* Executives who once scoffed at conservation's potential are
pushing energy efficiency as a primary solution to America's
growing power needs.
* Deregulation has spurred competition from independent power
* Renewable energy sources will displace much of the oil burned
to make electricity, utility planners say, although the use of coal
and natural gas will not drop.
Two California utilities - Pacific Gas & Electric and the
Sacramento Municipal Utility District - embody the radical shift
away from a "more power is better" attitude. Energy efficiency and
environmental goals are the new focus.
"This industry used to operate on economies of scale - the
larger the capacity, the cheaper it was," says Stephen Metague,
manager of electric resources planning for Pacific Gas & Electric
(PG&E) in San Francisco. "Technology has now pushed us into a
position where that is no longer the case."
More and more, the utility's function will be to carry power
from an outside producer, maintain the quality and availability of
electricity, and provide billing and other retail customer
services, according to industry chief executive officers and
experts. The utility of the future will be more focused on
electricity services rather than strictly on power production.
Utility regulators have prodded utility executives forward by
changing rules so the utilities can profit by helping customers
conserve electricity. Power not used by one consumer is available
for new homes, appliances, or factories to come on line. Big
utilities thereby avoid the need to build new expensive and
financially risky power plants to meet new demand.
Dramatic changes at the customer end of the electric supply grid
are matched by a revolution on the production side of the grid.
"We are on the threshold to go beyond both nuclear and fossil
fuels," says S. David Freeman, general manager of the Sacramento
Municipal Utility District (SMUD). "Don't sell your utility stock
yet," he says. But "the days when electric power utilities can sit
back with their monopolies and let the revenues roll in are long
Just as deregulation has remade the airline, telephone, and
trucking industries, utilities got a jolt of competition in 1978.
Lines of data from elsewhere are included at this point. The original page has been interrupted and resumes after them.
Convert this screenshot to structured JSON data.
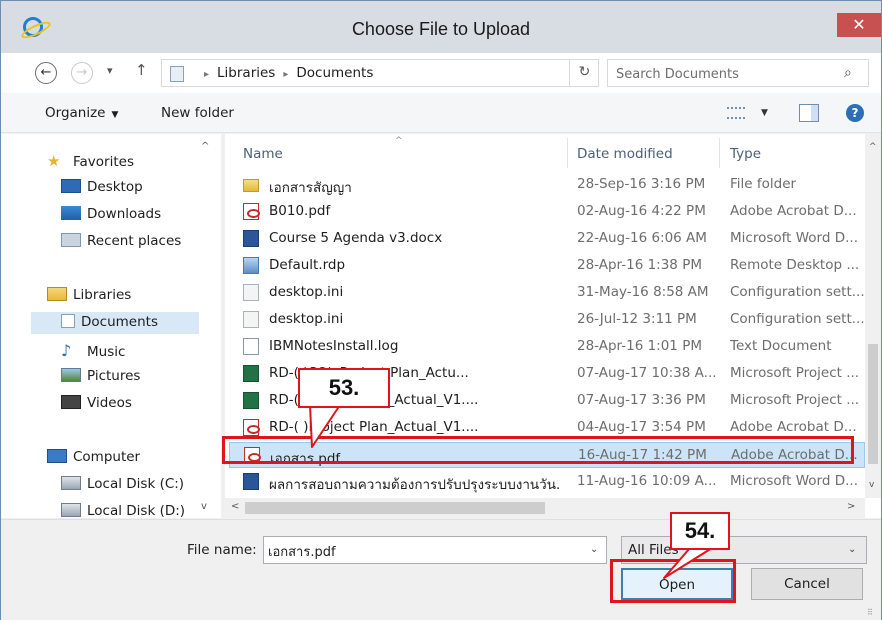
{
  "window": {
    "title": "Choose File to Upload",
    "close_glyph": "✕",
    "app_icon": "internet-explorer-icon"
  },
  "address_bar": {
    "back_glyph": "←",
    "forward_glyph": "→",
    "history_glyph": "▾",
    "up_glyph": "↑",
    "breadcrumb": [
      "Libraries",
      "Documents"
    ],
    "crumb_separator": "▸",
    "dropdown_glyph": "⌄",
    "refresh_glyph": "↻",
    "search_placeholder": "Search Documents",
    "search_glyph": "⌕"
  },
  "toolbar": {
    "organize_label": "Organize",
    "new_folder_label": "New folder",
    "caret_glyph": "▼",
    "help_glyph": "?"
  },
  "navigation": {
    "favorites_header": "Favorites",
    "favorites": [
      "Desktop",
      "Downloads",
      "Recent places"
    ],
    "libraries_header": "Libraries",
    "libraries": [
      "Documents",
      "Music",
      "Pictures",
      "Videos"
    ],
    "computer_header": "Computer",
    "drives": [
      "Local Disk (C:)",
      "Local Disk (D:)"
    ],
    "selected": "Documents",
    "scroll_up_glyph": "^",
    "scroll_down_glyph": "v"
  },
  "file_list": {
    "columns": [
      "Name",
      "Date modified",
      "Type"
    ],
    "sort_glyph": "^",
    "rows": [
      {
        "name": "เอกสารสัญญา",
        "date": "28-Sep-16 3:16 PM",
        "type": "File folder",
        "icon": "folder-icon"
      },
      {
        "name": "B010.pdf",
        "date": "02-Aug-16 4:22 PM",
        "type": "Adobe Acrobat D...",
        "icon": "pdf-icon"
      },
      {
        "name": "Course 5 Agenda v3.docx",
        "date": "22-Aug-16 6:06 AM",
        "type": "Microsoft Word D...",
        "icon": "word-icon"
      },
      {
        "name": "Default.rdp",
        "date": "28-Apr-16 1:38 PM",
        "type": "Remote Desktop ...",
        "icon": "rdp-icon"
      },
      {
        "name": "desktop.ini",
        "date": "31-May-16 8:58 AM",
        "type": "Configuration sett...",
        "icon": "ini-icon"
      },
      {
        "name": "desktop.ini",
        "date": "26-Jul-12 3:11 PM",
        "type": "Configuration sett...",
        "icon": "ini-icon"
      },
      {
        "name": "IBMNotesInstall.log",
        "date": "28-Apr-16 1:01 PM",
        "type": "Text Document",
        "icon": "text-icon"
      },
      {
        "name": "RD-(  )SO)_Project Plan_Actu...",
        "date": "07-Aug-17 10:38 A...",
        "type": "Microsoft Project ...",
        "icon": "project-icon"
      },
      {
        "name": "RD-(  )Project Plan_Actual_V1....",
        "date": "07-Aug-17 3:36 PM",
        "type": "Microsoft Project ...",
        "icon": "project-icon"
      },
      {
        "name": "RD-(  )Project Plan_Actual_V1....",
        "date": "04-Aug-17 3:54 PM",
        "type": "Adobe Acrobat D...",
        "icon": "pdf-icon"
      },
      {
        "name": "เอกสาร.pdf",
        "date": "16-Aug-17 1:42 PM",
        "type": "Adobe Acrobat D...",
        "icon": "pdf-icon",
        "selected": true
      },
      {
        "name": "ผลการสอบถามความต้องการปรับปรุงระบบงานวัน...",
        "date": "11-Aug-16 10:09 A...",
        "type": "Microsoft Word D...",
        "icon": "word-icon"
      }
    ]
  },
  "scrollbars": {
    "up_glyph": "^",
    "down_glyph": "v",
    "left_glyph": "<",
    "right_glyph": ">"
  },
  "footer": {
    "file_name_label": "File name:",
    "file_name_value": "เอกสาร.pdf",
    "file_type_value": "All Files",
    "dropdown_glyph": "⌄",
    "open_label": "Open",
    "cancel_label": "Cancel",
    "grip_glyph": "⠿"
  },
  "annotations": {
    "step_53": "53.",
    "step_54": "54.",
    "color": "#e0141c"
  }
}
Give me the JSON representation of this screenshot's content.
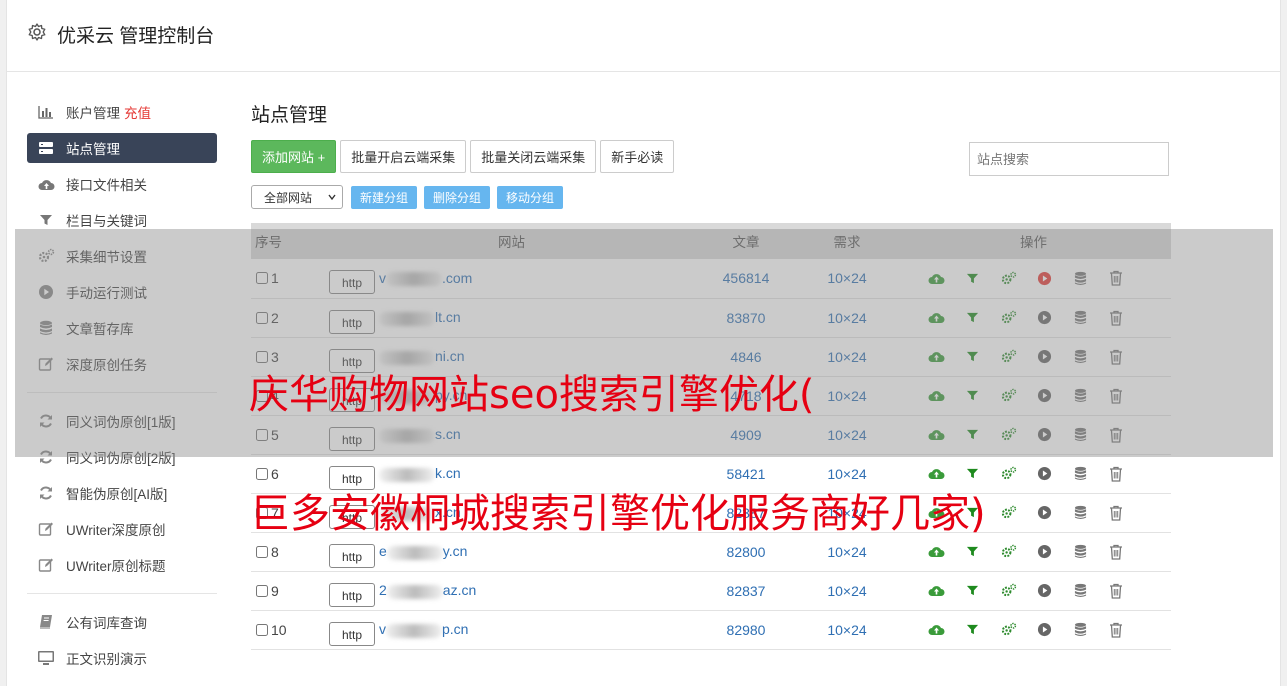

That was the year Congress passed laws guaranteeing independent
power producers (IPPs) access to the utility grids that deliver
electricity to consumers. Last year's National Energy Policy Act,
signed by President Bush, opened the power market further to IPPs.
Electric companies were concerned about the reliability of
service, rate stability, and quality of power supplied by
independent producers. "It wasn't too long ago that utilities were
very nervous about that, but it's working," Mr. Metague says.
"The central station generator has served its function, and may
disappear in the future," Metague adds. …